Welcome, Hay House Listeners


From Dream to Reality: How to Build the Life You Really Want

How to Build the Life You Really Want
Article
How to Build the Life You Really Want
Guided Practice

Do you have a dream? Is there something you’d like to do or become that would make your life feel even better than it already is? Do you consider yourself worthy of achieving it?

As a psychiatrist committed to helping people achieve true happiness, it’s not enough that I simply encourage you to follow your dreams … what’s important to me is to help you create dreams that are worthy of you and to remember that when you do that, you deserve to and are capable of achieving your dream. The human mind is plagued with feelings of deficit, which seems to present obstacles to making your dreams come true. For example, you may find yourself thinking:

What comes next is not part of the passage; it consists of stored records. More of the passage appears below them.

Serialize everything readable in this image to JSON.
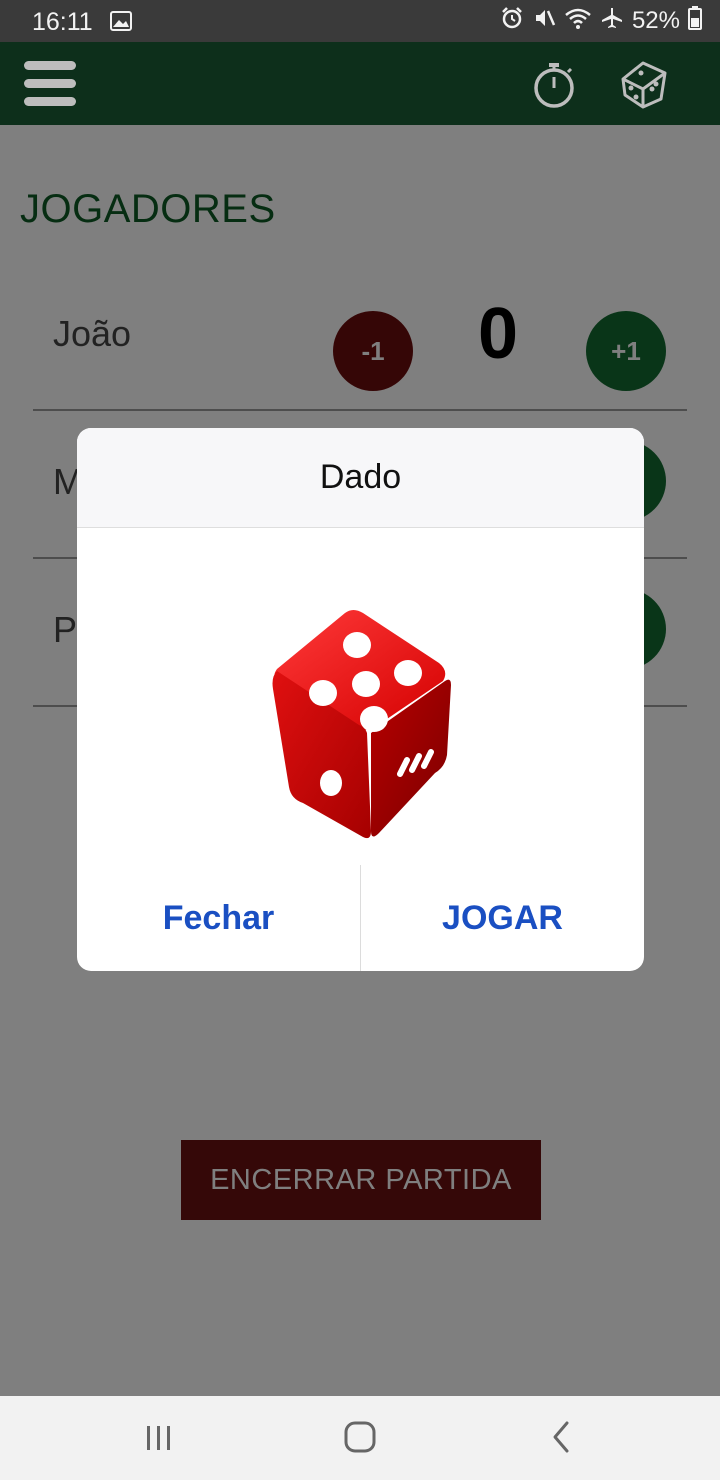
{
  "status_bar": {
    "time": "16:11",
    "battery": "52%",
    "icons": [
      "image-icon",
      "alarm-icon",
      "mute-icon",
      "wifi-icon",
      "airplane-icon",
      "battery-icon"
    ]
  },
  "app_bar": {
    "icons": [
      "menu-icon",
      "stopwatch-icon",
      "dice-icon"
    ],
    "color": "#0d2f1b"
  },
  "main": {
    "section_title": "JOGADORES",
    "players": [
      {
        "name": "João",
        "minus_label": "-1",
        "score": "0",
        "plus_label": "+1"
      },
      {
        "name": "M",
        "minus_label": "",
        "score": "",
        "plus_label": ""
      },
      {
        "name": "P",
        "minus_label": "",
        "score": "",
        "plus_label": ""
      }
    ],
    "end_button": "ENCERRAR PARTIDA"
  },
  "dialog": {
    "title": "Dado",
    "image": "red-dice-showing-five",
    "close_label": "Fechar",
    "play_label": "JOGAR",
    "action_color": "#1a4fc2"
  },
  "nav_bar": {
    "icons": [
      "recent-apps-icon",
      "home-icon",
      "back-icon"
    ]
  }
}
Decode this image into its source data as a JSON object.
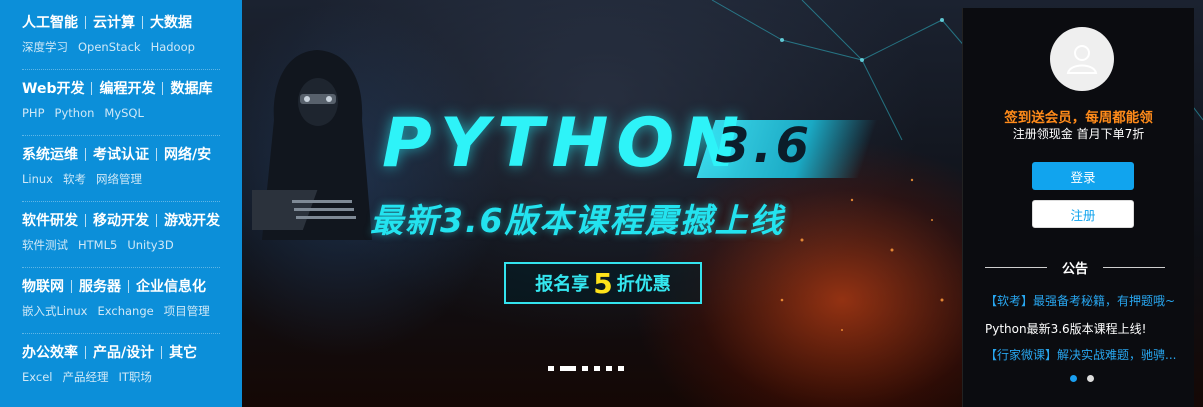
{
  "sidebar": {
    "groups": [
      {
        "main": [
          "人工智能",
          "云计算",
          "大数据"
        ],
        "sub": [
          "深度学习",
          "OpenStack",
          "Hadoop"
        ]
      },
      {
        "main": [
          "Web开发",
          "编程开发",
          "数据库"
        ],
        "sub": [
          "PHP",
          "Python",
          "MySQL"
        ]
      },
      {
        "main": [
          "系统运维",
          "考试认证",
          "网络/安"
        ],
        "sub": [
          "Linux",
          "软考",
          "网络管理"
        ]
      },
      {
        "main": [
          "软件研发",
          "移动开发",
          "游戏开发"
        ],
        "sub": [
          "软件测试",
          "HTML5",
          "Unity3D"
        ]
      },
      {
        "main": [
          "物联网",
          "服务器",
          "企业信息化"
        ],
        "sub": [
          "嵌入式Linux",
          "Exchange",
          "项目管理"
        ]
      },
      {
        "main": [
          "办公效率",
          "产品/设计",
          "其它"
        ],
        "sub": [
          "Excel",
          "产品经理",
          "IT职场"
        ]
      }
    ]
  },
  "banner": {
    "title": "PYTHON",
    "version": "3.6",
    "subtitle": "最新3.6版本课程震撼上线",
    "promo_prefix": "报名享",
    "promo_number": "5",
    "promo_suffix": "折优惠",
    "slide_count": 6,
    "active_slide": 1
  },
  "panel": {
    "avatar_icon": "user-avatar-icon",
    "promo_line": "签到送会员，每周都能领",
    "promo_sub": "注册领现金 首月下单7折",
    "login_label": "登录",
    "register_label": "注册",
    "notice_title": "公告",
    "notices": [
      "【软考】最强备考秘籍，有押题哦~",
      "Python最新3.6版本课程上线!",
      "【行家微课】解决实战难题，驰骋..."
    ],
    "notice_dot_active": 0
  },
  "colors": {
    "sidebar_bg": "#0c8fd9",
    "accent_cyan": "#2ef3f8",
    "promo_yellow": "#ffe31a",
    "promo_orange": "#ff8b1a",
    "button_blue": "#11a4ee",
    "notice_blue": "#28a6ef"
  }
}
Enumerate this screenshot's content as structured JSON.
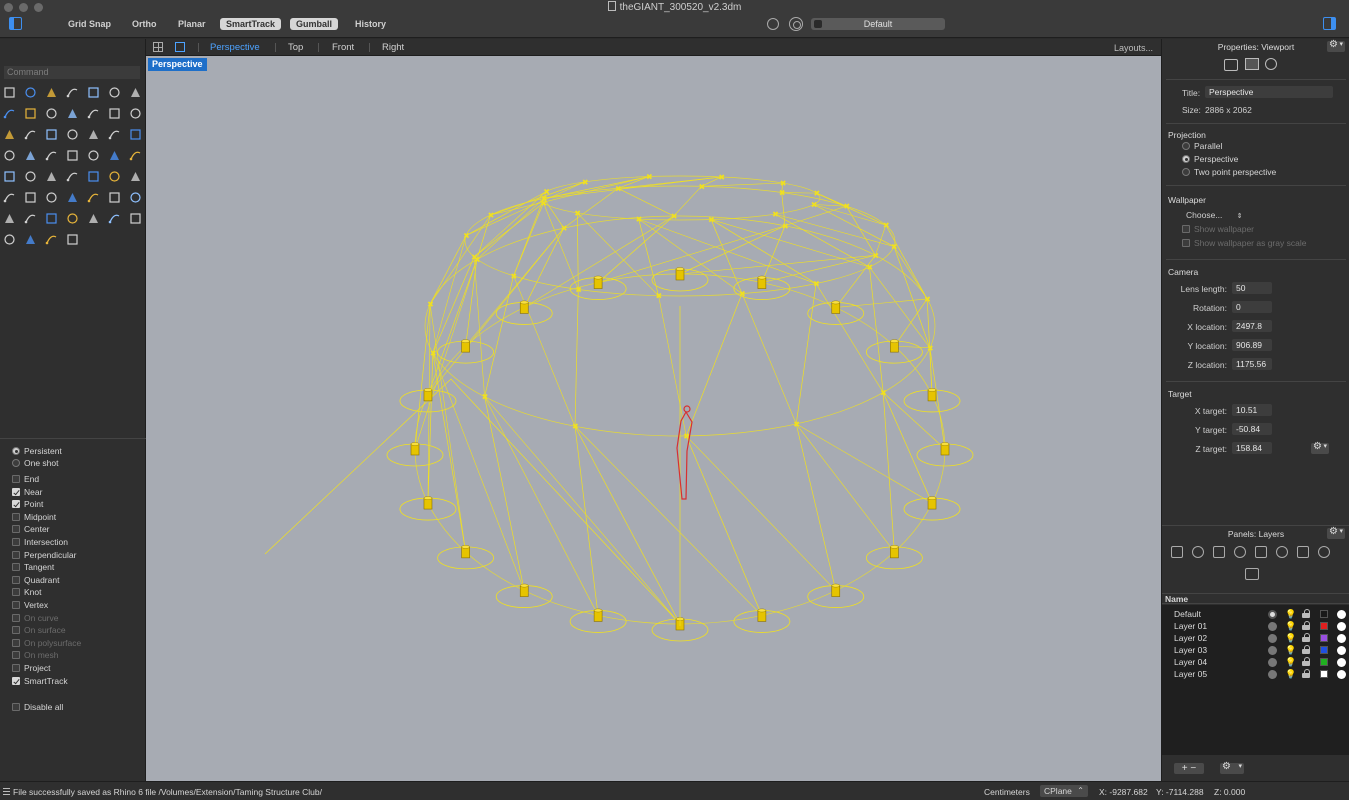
{
  "window": {
    "title": "theGIANT_300520_v2.3dm"
  },
  "toolbar": {
    "modes": [
      {
        "label": "Grid Snap",
        "on": false
      },
      {
        "label": "Ortho",
        "on": false
      },
      {
        "label": "Planar",
        "on": false
      },
      {
        "label": "SmartTrack",
        "on": true
      },
      {
        "label": "Gumball",
        "on": true
      },
      {
        "label": "History",
        "on": false
      }
    ],
    "layer_selector": "Default"
  },
  "command": {
    "placeholder": "Command"
  },
  "viewport_tabs": {
    "tabs": [
      "Perspective",
      "Top",
      "Front",
      "Right"
    ],
    "active": "Perspective",
    "layouts_label": "Layouts..."
  },
  "viewport": {
    "label": "Perspective",
    "accent": "#1e6fc9",
    "geometry_color": "#f0e020",
    "figure_color": "#d83030"
  },
  "osnap": {
    "mode_persistent": "Persistent",
    "mode_oneshot": "One shot",
    "items": [
      {
        "label": "End",
        "checked": false,
        "enabled": true
      },
      {
        "label": "Near",
        "checked": true,
        "enabled": true
      },
      {
        "label": "Point",
        "checked": true,
        "enabled": true
      },
      {
        "label": "Midpoint",
        "checked": false,
        "enabled": true
      },
      {
        "label": "Center",
        "checked": false,
        "enabled": true
      },
      {
        "label": "Intersection",
        "checked": false,
        "enabled": true
      },
      {
        "label": "Perpendicular",
        "checked": false,
        "enabled": true
      },
      {
        "label": "Tangent",
        "checked": false,
        "enabled": true
      },
      {
        "label": "Quadrant",
        "checked": false,
        "enabled": true
      },
      {
        "label": "Knot",
        "checked": false,
        "enabled": true
      },
      {
        "label": "Vertex",
        "checked": false,
        "enabled": true
      },
      {
        "label": "On curve",
        "checked": false,
        "enabled": false
      },
      {
        "label": "On surface",
        "checked": false,
        "enabled": false
      },
      {
        "label": "On polysurface",
        "checked": false,
        "enabled": false
      },
      {
        "label": "On mesh",
        "checked": false,
        "enabled": false
      },
      {
        "label": "Project",
        "checked": false,
        "enabled": true
      },
      {
        "label": "SmartTrack",
        "checked": true,
        "enabled": true
      }
    ],
    "disable_all": "Disable all"
  },
  "properties": {
    "panel_title": "Properties: Viewport",
    "title_label": "Title:",
    "title_value": "Perspective",
    "size_label": "Size:",
    "size_value": "2886 x 2062",
    "projection": {
      "header": "Projection",
      "options": [
        "Parallel",
        "Perspective",
        "Two point perspective"
      ],
      "selected": "Perspective"
    },
    "wallpaper": {
      "header": "Wallpaper",
      "choose": "Choose...",
      "show": "Show wallpaper",
      "gray": "Show wallpaper as gray scale"
    },
    "camera": {
      "header": "Camera",
      "lens_label": "Lens length:",
      "lens": "50",
      "rotation_label": "Rotation:",
      "rotation": "0",
      "x_label": "X location:",
      "x": "2497.8",
      "y_label": "Y location:",
      "y": "906.89",
      "z_label": "Z location:",
      "z": "1175.56"
    },
    "target": {
      "header": "Target",
      "x_label": "X target:",
      "x": "10.51",
      "y_label": "Y target:",
      "y": "-50.84",
      "z_label": "Z target:",
      "z": "158.84"
    }
  },
  "layers": {
    "panel_title": "Panels: Layers",
    "column_name": "Name",
    "rows": [
      {
        "name": "Default",
        "color": "#1a1a1a",
        "current": true
      },
      {
        "name": "Layer 01",
        "color": "#e02020",
        "current": false
      },
      {
        "name": "Layer 02",
        "color": "#9a4fe0",
        "current": false
      },
      {
        "name": "Layer 03",
        "color": "#2050e0",
        "current": false
      },
      {
        "name": "Layer 04",
        "color": "#20b020",
        "current": false
      },
      {
        "name": "Layer 05",
        "color": "#ffffff",
        "current": false
      }
    ],
    "add_label": "+ −"
  },
  "status": {
    "message": "File successfully saved as Rhino 6 file /Volumes/Extension/Taming Structure Club/",
    "units": "Centimeters",
    "cplane": "CPlane",
    "x": "X: -9287.682",
    "y": "Y: -7114.288",
    "z": "Z: 0.000"
  }
}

  • I’m not talented enough to achieve …
  • I’m not attractive enough that someone would …
  • I’m not smart enough to become …

Here’s an important insight that brings mental and emotional well-being: Pushing yourself to find self-worth from external achievements will not work. Having and doing things won’t make you complete or worthy.

Think of this simple equation: N (the current moment) + 1 (the next best thing) = Continuing Frustration. This is not the path to fulfillment, nor will it create a satisfying life. If your dreams are of things and achievements, based on acquisitions and accomplishments rather than experiences, then you are walking a path that can only lead to dissatisfaction.

I urge you to focus on being aware of what’s behind your dreams. Yes, the drive for the next best thing (whether it is a job or a car or a lover) can be expressed as the ambition that fuels artistic expression and professional accomplishment … but, to the unaware mind, it also brings greed, envy and suffering.

In our pre-aware quest for fulfillment, we set out on life’s journey. We learn what we are supposed to want from our family, our religion, our schools, our friends and the media that saturate our lives. All of this tells us in great detail about our “needs” and the do’s and don’ts of pursuing them. A quest for happiness begins, but the “happily ever after” never arrives.

Happiness doesn’t lie in how much we own, who we love or what we achieve. Rather happiness lies in robust mental health. It means reaching within ourselves to understand what we feel and finding a way to express it. Happiness lies at the end of a process in which we learn to see, feel, speak, accept and let go of life’s experiences.

A growing body of psychological research demonstrates that a happy life is built upon a series of good experiences that make memories you will be able to revisit with pleasure as the years go by. Researchers have found that beyond a certain level (which is $70,000/year), earning more money doesn’t add happiness to your life. Not having enough money to live creates stress and anxiety which can lead to unhappiness – but earning more than you actually need won’t make you happier. Other studies have found that when older people share nostalgic memories, they feel good (that’s why they talk about the good old days so much!) … and that people who spend money on experiences (travel, theater, a lovely meal shared with friends and loved ones) get more pleasure from their investment than those who buy things.

These are thoughts to consider in building your dreams!

Re-visioning Your World

Step 1: Without censoring yourself, make a wish list in your journal – don’t edit, just quickly write down everything that you wish you had in your life. Your list can be as long or as short as you want it to be … I promise you will learn a lot about yourself from creating it.

Step 2: Now think about this list: Which of the things you listed do you need in order to survive? Which things do you want but can live without? Remember, “needs” are basic: Food, clothing, shelter and the means to acquire them. It may be more fun or pleasurable to buy designer clothing, but it’s not a need – it’s a wish.

Step 3: Now look back on your wish list and see if you can adjust some of the wishes to more basic versions of those items. Editing your journal you may substitute some items – for instance, if you have “rib eye steak” on the wish list, you may replace that with “nutritious dinner.”

Step 4: Now spend a few minutes considering what’s different about your revised list that identifies “needs” and “wishes.” Looking at our wants and needs this way trains us to be happier in the present moment instead of always reaching for the next best thing. Remember that you are enough as you are. You are already invaluable, just being you.

Step 5: In order to be truly content in the present moment, allow yourself the gift of gratitude. When you are thankful for all that you already have, your life will feel more enjoyable. So, now take a few minutes to list all the things, tangible and intangible, that you already have: Eyesight, health, coffee, a job, comfortable shoes, a supportive boss, a child, health insurance, air conditioning, music, sunshine, laughter, love … what are some things you feel grateful to have?

Step 6: Ask yourself, are the dreams you want to achieve worthy of you? Will they bring more “gratitude” to your life or more frustration?